Jean Jacques Bruhier carried out the first work on the first burials in 1742 and collected 189 presumed cases of burials during his lifetime. As a result, waiting rooms were built in Germany and Italy around 1793. During the same century, German scientist Georg Christoph Lichtenberg described the Lichtenberg figures, an important discovery that would later be relevant as a sign of outbreaks in the examination of corpses. In addition, Xavier Bichat made interesting descriptions about the process of death and elaborated what later became Bichat`s tripod of vital functions: circulation, breathing and nerve function. Pierre Hubert Nysten also pronounced the laws of rigidity of the corpse that bear his name. Jean-Jacques Belloc is considered the creator of forensic medicine in France. Forensic medicine first appeared in Germany in the sixteenth century: the Carolina Law promulgated by Charles V in 1532 obliged medical experts (mainly barber-surgeons of the time) to intervene in cases of intentional or involuntary murder of corpses and to impose a penalty proportional to the injuries. In 1536, Francis I of France drafted a decree for the Duke of Brittany, which regulated the beginnings of forensic medicine.  What is threatened today is the future, not of the specialty, but of forensic medicine in degree, and it will be much more serious. Who will focus on forensic medicine in the future, with such an uncertain panorama of legal certainty? -E.C.: The practice of the specialty has been developed in different countries according to their historical circumstances and legal criteria.

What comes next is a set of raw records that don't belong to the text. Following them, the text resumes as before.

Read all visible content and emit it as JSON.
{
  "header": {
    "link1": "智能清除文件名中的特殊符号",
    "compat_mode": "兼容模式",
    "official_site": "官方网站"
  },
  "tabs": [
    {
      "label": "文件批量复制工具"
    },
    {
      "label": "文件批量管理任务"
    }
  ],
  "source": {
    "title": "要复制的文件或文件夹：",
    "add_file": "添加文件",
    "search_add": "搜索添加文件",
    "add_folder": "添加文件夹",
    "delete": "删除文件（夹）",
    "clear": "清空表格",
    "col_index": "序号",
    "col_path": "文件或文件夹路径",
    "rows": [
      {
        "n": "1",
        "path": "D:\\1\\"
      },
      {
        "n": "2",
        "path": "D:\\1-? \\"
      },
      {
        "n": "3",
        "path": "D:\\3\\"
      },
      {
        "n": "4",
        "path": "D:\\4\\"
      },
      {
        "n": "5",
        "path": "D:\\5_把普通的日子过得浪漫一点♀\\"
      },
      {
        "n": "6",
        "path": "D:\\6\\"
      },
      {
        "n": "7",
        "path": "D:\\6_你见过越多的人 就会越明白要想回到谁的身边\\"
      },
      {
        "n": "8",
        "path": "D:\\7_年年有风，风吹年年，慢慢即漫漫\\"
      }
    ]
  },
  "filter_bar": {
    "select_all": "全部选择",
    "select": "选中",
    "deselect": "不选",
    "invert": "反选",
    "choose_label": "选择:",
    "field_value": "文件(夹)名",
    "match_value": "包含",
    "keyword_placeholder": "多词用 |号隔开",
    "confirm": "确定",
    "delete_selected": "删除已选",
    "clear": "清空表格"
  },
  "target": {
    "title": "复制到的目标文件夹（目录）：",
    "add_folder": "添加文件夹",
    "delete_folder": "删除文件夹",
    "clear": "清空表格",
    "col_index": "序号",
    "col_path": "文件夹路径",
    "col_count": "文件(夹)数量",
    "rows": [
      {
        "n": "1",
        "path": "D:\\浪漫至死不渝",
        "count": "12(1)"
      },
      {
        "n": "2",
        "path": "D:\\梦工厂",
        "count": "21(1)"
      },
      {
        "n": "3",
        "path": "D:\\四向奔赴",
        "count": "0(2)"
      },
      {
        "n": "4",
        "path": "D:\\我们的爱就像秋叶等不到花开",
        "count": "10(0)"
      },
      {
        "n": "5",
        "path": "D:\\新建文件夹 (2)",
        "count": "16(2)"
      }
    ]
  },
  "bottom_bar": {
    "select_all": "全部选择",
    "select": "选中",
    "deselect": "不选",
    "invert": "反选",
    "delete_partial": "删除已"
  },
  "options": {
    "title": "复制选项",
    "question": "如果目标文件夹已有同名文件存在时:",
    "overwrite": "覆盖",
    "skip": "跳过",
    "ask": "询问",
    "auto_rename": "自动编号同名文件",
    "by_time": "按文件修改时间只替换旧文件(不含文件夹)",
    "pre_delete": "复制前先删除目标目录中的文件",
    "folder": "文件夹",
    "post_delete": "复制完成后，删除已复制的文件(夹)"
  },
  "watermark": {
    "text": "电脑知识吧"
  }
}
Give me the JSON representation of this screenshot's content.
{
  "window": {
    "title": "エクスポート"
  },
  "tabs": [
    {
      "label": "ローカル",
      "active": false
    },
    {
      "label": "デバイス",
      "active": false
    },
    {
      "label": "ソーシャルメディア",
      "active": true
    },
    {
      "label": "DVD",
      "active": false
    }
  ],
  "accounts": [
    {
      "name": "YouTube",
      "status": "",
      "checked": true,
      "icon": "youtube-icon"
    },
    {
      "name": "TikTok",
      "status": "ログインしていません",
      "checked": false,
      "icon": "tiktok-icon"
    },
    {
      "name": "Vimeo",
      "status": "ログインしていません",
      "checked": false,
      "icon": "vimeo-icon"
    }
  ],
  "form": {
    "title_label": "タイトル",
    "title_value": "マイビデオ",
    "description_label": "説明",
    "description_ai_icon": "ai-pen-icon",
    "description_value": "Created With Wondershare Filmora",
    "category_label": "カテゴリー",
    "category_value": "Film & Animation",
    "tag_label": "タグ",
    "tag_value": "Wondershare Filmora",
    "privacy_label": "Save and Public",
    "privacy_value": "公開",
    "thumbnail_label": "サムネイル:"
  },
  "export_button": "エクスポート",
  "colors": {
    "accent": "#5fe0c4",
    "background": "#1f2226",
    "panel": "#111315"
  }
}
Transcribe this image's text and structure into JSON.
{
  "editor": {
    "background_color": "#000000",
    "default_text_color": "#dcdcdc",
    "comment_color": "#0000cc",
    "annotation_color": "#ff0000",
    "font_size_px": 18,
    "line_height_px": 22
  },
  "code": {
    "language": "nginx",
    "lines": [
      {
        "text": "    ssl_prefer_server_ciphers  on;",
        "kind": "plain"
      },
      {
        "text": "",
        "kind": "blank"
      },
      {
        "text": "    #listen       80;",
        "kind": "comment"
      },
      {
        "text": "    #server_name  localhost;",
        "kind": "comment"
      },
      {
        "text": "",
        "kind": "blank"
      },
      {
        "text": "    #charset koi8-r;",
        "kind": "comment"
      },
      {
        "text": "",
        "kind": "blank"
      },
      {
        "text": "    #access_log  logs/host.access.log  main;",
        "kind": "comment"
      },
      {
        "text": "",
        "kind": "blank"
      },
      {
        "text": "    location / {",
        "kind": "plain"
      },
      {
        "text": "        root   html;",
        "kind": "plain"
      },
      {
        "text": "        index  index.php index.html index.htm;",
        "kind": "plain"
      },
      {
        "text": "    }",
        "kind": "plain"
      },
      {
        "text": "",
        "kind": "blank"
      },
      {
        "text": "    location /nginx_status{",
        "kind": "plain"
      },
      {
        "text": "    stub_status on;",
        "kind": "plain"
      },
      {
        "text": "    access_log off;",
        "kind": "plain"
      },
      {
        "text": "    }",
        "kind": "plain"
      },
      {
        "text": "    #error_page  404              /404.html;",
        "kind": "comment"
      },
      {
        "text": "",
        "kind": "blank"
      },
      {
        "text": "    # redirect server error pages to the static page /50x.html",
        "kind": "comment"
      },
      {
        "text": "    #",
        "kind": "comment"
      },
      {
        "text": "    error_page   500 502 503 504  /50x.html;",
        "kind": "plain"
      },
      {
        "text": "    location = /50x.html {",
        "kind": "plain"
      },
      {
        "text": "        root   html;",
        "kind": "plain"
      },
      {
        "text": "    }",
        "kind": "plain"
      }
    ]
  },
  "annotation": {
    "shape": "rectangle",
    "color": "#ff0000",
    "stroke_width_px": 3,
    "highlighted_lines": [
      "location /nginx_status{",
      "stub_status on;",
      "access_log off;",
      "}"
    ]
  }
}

What is the organization/situation in Spain? In the sixteenth and seventeenth centuries, the definitive consecration of forensic medicine was given as an independent discipline and as an auxiliary force of justice; Its development takes place at the same time as that of other sciences. The events preceding the definitive establishment of forensic medicine took place in Bamberg and Regensburg: in 1507 there was a comprehensive penal code in Germany, which was promoted by the Bishop of Bamberg and became known as the “Bamberg Ordinances”; In 1532, Emperor Charles V. Following the example of Bamberg in Regensburg, the “Carolinian penal constitutions”, in which detailed descriptions of forensic expertise are made and whose realization is necessary for certain crimes such as bodily harm, murder, abortion, infanticide and poisoning.